Ted Simons: I mentioned the center for Arizona policy, I mentioned the goldwater institute, and they said no more influence --
David Schapira: apparently the Sierra Club and the EA have enough influence. I'll tell you that during votes on bills this legislative session, that were being pushed, Cathy Harrod and the people who work for her were walking around unchecked with no staff and no member around second floor, the senate floor, of the state senate. That -- you don't see that. You don't see lobbyists like that walking around by themselves unchecked in the middle of a vote because they wanted to pull the conservative legislators aside and make sure we're doing what they were told.
Ted Simons: What you also don't see is a super majority. A lot of what we're talking about is predicated on the fact elections have consequences. They won big. Why shouldn't they be trying to get through what they think is important?
Chad Campbell: I agree with that. They dock what they want if they think that's what the voters want, so be it. I think this November you're going to have a different outcome in terms of what the election is going to look like. Again, I think we had a wave election last time, we've had horrible legislative maps, all of these things are not going to be in place in 2012. Based on the polls I've seen, talking to my voters, when I'm walking the streets, voters across the board are fed up with this, they're sick of the extremism, sick of people not caring about what the real problems are, and they want a change.

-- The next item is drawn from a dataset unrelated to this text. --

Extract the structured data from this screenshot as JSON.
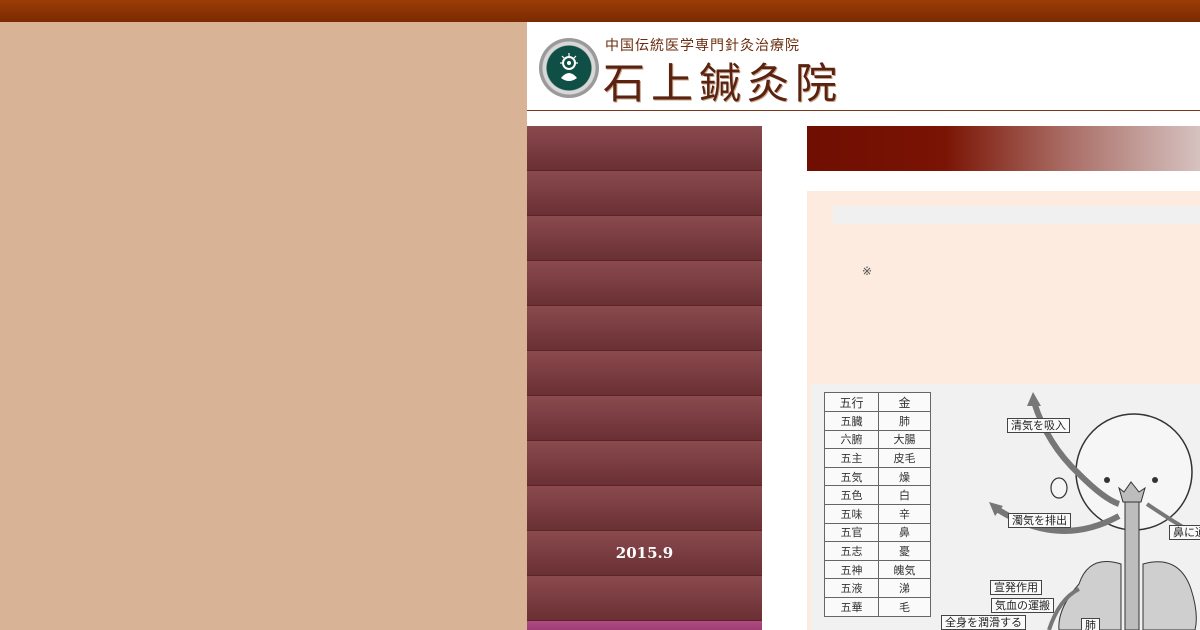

Ted Simons: Do you really think the people -- we can talk about the state as a whole, but in individual districts, do you really think there's that much of a disconnect?
David Schapira: These guys have overreached. The majority of registered voters in the state are Republicans. That's the true. But the Republicans at the legislature who are running the show down there are not representative of the average Republican let alone the average voter in the state. They've gone too far, and I think thankfully you and others in the media are holding them accountable. This really isn't popular idea, yet this is what's happening. The reason that happens, you have the Tea Party leadership down, there Russell Pearce who declared the Tea Party senate, and have you folks down there who listen to the center for Arizona policy and the goldwater institute and our voting in lock step with what they want.
Ted Simons: We have to stop it there. I'm glad we got you both on. Thanks for joining us.
Guests: Thank you.
Ted Simons: And that is it for now. I'm Ted Simons. Thank you so much for joining us. You have a great evening.